--- Task ---
Which lines of the entries contain the string "publisher"? Copy each of them.

--- Available records ---
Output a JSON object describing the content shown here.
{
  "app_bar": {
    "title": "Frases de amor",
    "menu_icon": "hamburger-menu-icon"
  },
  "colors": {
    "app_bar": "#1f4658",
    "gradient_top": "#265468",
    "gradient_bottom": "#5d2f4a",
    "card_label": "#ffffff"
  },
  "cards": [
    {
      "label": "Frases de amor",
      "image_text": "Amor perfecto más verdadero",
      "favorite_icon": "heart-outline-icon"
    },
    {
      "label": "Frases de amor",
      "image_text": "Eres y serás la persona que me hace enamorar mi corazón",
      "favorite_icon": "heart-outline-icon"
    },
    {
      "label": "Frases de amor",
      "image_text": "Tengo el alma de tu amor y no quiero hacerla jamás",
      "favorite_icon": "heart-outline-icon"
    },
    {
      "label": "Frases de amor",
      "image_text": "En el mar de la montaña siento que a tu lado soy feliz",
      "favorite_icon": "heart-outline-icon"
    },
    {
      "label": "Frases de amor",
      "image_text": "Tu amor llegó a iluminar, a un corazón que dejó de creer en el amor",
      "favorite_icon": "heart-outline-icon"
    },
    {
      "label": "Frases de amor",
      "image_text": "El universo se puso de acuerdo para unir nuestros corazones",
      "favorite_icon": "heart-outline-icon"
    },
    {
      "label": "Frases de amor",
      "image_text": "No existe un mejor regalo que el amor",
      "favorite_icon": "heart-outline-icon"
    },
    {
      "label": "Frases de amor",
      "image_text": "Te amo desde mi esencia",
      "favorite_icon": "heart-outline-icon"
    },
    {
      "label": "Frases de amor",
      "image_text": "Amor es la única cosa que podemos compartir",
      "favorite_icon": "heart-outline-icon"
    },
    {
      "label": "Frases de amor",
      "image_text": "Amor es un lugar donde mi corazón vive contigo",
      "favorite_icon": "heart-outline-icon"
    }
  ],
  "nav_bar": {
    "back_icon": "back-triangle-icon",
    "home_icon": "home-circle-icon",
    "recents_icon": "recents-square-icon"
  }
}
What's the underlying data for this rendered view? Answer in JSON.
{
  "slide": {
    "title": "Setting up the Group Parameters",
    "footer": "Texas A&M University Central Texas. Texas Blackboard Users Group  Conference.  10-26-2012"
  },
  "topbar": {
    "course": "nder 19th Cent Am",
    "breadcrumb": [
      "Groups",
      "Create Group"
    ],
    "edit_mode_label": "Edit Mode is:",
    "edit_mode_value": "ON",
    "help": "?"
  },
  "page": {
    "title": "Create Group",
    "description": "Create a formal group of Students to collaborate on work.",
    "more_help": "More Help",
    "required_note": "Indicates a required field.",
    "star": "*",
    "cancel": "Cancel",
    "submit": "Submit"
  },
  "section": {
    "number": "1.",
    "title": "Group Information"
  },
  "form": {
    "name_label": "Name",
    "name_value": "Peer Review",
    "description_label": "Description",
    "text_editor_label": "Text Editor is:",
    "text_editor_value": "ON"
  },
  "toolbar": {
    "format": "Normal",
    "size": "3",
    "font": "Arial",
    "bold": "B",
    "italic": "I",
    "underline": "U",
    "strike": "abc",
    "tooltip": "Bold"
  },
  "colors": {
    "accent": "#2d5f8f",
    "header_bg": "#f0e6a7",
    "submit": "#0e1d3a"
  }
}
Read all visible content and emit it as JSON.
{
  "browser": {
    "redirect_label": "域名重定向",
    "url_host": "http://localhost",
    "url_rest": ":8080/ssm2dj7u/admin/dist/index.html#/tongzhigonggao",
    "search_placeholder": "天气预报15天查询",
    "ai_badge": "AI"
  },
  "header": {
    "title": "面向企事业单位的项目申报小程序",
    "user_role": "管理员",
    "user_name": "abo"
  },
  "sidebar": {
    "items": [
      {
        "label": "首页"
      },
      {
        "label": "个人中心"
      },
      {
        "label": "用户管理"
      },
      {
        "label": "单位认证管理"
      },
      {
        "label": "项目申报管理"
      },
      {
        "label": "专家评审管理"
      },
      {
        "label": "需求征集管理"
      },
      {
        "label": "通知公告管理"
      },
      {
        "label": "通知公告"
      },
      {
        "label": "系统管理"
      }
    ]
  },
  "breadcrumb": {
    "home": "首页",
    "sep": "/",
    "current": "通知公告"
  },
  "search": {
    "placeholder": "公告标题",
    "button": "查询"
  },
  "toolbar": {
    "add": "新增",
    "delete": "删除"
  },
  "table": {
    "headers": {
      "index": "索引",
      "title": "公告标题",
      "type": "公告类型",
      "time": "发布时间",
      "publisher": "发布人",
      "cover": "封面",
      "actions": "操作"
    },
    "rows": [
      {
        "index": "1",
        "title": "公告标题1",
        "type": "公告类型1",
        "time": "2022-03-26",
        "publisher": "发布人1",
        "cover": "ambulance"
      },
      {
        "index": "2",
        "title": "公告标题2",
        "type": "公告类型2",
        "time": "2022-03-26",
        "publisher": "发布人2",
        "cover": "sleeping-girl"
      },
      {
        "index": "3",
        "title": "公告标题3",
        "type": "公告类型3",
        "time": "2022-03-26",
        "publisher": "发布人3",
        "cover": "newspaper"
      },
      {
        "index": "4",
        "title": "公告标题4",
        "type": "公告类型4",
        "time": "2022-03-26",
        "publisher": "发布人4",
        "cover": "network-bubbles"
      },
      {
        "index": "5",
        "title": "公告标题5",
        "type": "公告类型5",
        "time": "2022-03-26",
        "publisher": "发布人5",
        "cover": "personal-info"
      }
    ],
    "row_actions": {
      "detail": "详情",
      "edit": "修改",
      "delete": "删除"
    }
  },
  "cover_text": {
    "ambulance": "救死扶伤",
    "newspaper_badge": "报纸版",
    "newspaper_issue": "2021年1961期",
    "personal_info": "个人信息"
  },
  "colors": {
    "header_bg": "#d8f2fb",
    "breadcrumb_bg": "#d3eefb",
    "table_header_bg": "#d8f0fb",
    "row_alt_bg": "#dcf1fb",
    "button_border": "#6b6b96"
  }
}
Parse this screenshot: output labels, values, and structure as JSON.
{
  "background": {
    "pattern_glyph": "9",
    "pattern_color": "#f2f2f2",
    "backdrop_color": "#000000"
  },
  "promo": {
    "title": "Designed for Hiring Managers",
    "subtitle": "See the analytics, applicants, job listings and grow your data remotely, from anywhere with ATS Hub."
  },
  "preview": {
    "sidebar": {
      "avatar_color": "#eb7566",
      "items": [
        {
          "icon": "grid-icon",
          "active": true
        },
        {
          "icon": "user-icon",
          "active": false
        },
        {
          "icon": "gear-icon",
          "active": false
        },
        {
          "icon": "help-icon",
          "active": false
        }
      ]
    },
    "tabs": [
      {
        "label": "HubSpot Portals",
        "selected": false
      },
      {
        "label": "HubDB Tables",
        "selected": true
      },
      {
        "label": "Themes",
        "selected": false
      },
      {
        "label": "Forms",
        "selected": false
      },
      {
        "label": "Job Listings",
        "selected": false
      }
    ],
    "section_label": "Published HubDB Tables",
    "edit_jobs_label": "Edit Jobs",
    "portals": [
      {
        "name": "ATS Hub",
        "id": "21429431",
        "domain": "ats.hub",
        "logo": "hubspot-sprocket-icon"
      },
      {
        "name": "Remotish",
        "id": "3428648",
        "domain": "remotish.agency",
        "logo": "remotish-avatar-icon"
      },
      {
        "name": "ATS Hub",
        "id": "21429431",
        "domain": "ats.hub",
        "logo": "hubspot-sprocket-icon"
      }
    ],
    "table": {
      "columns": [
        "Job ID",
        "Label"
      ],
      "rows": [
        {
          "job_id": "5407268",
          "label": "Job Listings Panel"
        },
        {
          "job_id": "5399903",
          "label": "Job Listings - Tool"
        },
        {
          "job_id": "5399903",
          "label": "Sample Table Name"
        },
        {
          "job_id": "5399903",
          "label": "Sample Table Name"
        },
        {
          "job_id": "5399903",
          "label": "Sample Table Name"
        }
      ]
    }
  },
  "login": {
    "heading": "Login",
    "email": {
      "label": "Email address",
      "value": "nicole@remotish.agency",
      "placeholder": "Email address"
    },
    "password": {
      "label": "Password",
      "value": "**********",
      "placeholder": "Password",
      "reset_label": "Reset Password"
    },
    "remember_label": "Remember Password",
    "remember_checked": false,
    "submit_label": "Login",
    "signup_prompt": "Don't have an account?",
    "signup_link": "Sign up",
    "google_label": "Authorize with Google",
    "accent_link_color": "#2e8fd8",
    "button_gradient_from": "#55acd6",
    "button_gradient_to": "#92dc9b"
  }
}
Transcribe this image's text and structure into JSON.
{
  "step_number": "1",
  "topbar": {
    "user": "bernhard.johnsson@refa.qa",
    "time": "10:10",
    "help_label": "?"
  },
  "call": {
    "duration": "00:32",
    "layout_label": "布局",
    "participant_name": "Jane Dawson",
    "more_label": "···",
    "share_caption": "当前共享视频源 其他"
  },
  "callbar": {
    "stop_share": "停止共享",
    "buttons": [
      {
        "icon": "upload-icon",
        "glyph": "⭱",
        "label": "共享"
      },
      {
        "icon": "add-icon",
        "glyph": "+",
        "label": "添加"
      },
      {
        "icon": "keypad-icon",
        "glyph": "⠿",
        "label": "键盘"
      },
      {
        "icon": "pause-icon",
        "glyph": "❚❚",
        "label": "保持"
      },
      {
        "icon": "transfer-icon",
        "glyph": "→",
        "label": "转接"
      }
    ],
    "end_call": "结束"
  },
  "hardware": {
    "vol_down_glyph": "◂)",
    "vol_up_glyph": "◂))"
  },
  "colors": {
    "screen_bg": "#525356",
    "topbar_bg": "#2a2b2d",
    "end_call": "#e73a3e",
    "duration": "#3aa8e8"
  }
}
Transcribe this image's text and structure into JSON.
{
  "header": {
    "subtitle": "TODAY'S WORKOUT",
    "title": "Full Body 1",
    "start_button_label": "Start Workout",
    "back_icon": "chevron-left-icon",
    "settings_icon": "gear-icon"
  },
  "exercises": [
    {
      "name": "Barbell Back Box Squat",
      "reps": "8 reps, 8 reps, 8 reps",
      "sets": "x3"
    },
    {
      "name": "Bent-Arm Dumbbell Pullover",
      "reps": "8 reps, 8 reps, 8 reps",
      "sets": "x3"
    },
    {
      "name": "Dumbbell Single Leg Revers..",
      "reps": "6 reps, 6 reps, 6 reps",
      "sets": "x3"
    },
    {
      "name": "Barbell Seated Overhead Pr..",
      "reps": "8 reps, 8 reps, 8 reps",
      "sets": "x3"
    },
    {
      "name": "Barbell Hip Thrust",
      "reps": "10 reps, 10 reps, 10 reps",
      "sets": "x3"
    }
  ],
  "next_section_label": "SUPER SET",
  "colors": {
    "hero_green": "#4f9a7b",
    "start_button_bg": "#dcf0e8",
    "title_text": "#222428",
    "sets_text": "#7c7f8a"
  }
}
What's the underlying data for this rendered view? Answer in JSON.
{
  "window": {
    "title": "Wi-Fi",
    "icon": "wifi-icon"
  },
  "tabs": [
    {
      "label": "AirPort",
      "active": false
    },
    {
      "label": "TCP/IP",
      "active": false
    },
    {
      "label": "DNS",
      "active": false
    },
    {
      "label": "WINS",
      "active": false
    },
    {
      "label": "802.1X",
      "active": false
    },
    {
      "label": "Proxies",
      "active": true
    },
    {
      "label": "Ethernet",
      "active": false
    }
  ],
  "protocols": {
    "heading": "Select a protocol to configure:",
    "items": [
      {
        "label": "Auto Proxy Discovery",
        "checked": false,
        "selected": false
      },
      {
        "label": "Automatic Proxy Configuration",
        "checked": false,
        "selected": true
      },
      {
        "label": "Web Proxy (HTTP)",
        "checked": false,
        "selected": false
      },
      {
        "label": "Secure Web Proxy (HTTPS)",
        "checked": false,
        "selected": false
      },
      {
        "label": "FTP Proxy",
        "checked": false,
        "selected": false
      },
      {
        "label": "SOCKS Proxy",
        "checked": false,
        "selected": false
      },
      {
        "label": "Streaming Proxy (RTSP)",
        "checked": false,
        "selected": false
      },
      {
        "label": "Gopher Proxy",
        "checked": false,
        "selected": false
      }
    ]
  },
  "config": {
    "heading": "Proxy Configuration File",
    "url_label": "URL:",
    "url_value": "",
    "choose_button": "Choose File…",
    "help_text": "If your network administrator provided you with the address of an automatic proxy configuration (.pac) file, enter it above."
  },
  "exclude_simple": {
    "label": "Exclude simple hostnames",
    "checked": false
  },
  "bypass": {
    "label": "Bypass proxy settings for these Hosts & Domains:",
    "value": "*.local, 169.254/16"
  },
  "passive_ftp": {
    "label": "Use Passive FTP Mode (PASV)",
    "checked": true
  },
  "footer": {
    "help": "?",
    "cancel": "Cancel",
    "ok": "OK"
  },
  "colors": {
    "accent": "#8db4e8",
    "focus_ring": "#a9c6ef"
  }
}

--- Answer to the exercise ---
      "publisher": "发布人",
        "publisher": "发布人1",
        "publisher": "发布人2",
        "publisher": "发布人3",
        "publisher": "发布人4",
        "publisher": "发布人5",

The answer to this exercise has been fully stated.